But Matt Jamie’s arid Ebenezer has an eye only on the bottom line. And it seems it’s sinking fast. Blow these books. Blow creativity. The librarians must put in festive graft and George’s large family must do without her.
Breezing through and away from this dour scenario goes Lavender Parenthesis, splendidly embodied by Clare Forsythe as a novel-writing adventurer in the mould of Indiana Jones but more intelligent.
The prospect of Compendium and Parenthesis being joined in holy matrimony (and what a double-barrelled moniker that would make) now seems remote. Will Sir Casper Grasper (Chris Gotts) land her hand?
As in Dickens, the story ended well thanks to a dash of the supernatural, both faked (those mischievous librarians) and real, as manifested in The Ghost of the Lost Libraries (Grace Kirby high on the upper walkway with an origami library on her head).
Stage smoke, a lightning flash or a zipwire would have added to the impact of the ghost’s appearance but possibly put the Lit & Phil at risk, to say nothing of Grace.
Once again November Club delivered a charming drama perfectly tailored to its surroundings. It also captured the uncertainty of the times. Only that morning I’d read of the 800 libraries lost during a decade in which the Ebenezers have been on the march.
A Lit & Phil Carol was directed by Cinzia Hardy with design and costumes by Imogen Cloet and paper-based designs by Bethan Maddocks.
Their endeavours went far beyond the series of performances. An enrichment programme involved schoolchildren and community groups and their creations can be seen in the Lit & Phil over the festive season.
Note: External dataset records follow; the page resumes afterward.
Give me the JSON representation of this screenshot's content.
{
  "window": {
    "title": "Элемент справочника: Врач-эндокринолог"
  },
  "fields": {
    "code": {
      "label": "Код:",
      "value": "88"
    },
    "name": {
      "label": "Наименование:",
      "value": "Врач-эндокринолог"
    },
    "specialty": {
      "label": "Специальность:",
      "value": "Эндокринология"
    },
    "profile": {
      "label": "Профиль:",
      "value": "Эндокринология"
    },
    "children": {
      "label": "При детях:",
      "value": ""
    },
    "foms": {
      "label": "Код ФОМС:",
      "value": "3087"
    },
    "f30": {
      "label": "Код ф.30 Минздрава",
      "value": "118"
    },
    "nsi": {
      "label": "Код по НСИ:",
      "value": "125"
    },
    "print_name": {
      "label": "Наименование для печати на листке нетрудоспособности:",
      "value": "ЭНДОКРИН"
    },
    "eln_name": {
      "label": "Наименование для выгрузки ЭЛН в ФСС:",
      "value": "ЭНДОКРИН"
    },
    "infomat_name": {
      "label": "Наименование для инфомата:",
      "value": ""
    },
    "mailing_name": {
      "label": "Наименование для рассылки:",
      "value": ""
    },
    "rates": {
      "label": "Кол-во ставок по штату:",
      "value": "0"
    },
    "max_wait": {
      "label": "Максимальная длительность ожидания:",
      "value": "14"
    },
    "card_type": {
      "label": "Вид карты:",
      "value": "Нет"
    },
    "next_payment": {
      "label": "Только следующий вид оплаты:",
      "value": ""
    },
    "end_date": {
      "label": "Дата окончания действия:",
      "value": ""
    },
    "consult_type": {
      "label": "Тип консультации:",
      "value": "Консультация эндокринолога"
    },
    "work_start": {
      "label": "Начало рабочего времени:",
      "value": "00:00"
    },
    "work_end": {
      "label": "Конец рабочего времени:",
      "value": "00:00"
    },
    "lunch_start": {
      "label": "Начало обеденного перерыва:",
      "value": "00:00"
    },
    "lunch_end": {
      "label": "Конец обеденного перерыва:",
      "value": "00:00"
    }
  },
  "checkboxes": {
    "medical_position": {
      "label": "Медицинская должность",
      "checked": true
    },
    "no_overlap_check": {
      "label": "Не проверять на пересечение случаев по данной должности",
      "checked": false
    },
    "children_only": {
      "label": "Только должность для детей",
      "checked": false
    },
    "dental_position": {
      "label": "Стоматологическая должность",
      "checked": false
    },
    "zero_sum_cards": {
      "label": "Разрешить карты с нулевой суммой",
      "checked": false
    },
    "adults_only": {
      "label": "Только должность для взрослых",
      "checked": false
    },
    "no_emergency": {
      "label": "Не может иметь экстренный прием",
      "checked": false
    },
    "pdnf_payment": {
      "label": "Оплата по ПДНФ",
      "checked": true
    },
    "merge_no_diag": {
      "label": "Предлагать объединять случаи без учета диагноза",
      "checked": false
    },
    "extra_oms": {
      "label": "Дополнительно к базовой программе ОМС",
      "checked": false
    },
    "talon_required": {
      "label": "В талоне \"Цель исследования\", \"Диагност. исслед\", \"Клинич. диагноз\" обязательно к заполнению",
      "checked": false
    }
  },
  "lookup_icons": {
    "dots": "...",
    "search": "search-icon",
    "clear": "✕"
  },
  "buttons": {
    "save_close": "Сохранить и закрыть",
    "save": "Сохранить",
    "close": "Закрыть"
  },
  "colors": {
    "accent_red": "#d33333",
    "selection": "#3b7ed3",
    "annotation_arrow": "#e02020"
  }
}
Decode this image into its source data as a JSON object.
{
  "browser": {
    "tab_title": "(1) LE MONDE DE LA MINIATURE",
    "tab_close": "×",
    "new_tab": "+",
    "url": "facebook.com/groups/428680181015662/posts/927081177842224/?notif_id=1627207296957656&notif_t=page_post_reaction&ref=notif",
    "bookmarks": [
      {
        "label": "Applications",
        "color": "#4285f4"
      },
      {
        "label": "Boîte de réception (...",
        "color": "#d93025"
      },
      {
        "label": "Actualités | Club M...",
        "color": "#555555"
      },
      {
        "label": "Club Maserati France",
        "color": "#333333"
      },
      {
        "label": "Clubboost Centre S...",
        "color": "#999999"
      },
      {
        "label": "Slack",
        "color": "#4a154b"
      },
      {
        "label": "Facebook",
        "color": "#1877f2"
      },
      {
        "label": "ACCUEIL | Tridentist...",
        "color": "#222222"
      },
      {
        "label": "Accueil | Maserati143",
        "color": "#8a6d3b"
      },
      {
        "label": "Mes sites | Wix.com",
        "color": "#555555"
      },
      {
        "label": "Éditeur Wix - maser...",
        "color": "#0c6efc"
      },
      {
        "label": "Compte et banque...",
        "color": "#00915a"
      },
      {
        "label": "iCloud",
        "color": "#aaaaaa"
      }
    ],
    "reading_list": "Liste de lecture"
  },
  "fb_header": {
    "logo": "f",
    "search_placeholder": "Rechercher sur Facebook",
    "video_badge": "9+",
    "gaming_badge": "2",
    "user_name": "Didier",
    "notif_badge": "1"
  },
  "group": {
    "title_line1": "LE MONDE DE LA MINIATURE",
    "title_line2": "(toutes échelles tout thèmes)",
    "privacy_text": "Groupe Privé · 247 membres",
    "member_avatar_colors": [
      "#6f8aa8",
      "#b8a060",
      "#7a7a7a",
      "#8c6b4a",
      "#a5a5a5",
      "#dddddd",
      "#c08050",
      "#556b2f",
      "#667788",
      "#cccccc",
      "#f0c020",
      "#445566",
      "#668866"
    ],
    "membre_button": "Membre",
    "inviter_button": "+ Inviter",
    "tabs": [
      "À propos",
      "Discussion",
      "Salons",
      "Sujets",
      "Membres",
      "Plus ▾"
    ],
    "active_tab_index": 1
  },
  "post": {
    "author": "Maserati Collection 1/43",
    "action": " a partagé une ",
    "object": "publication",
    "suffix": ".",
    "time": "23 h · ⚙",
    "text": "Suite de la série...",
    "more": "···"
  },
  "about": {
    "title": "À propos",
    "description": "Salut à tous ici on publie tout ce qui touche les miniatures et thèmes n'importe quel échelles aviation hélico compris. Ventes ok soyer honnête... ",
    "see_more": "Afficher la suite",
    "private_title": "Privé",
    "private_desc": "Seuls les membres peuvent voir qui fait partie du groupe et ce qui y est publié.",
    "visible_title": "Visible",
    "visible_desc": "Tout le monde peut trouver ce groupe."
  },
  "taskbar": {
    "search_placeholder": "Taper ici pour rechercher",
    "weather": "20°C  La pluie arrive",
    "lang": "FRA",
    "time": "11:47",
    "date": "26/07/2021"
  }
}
Bethan Maddocks’ and Imogen Cloet’s beautiful Christmas story tree really shouldn’t be missed.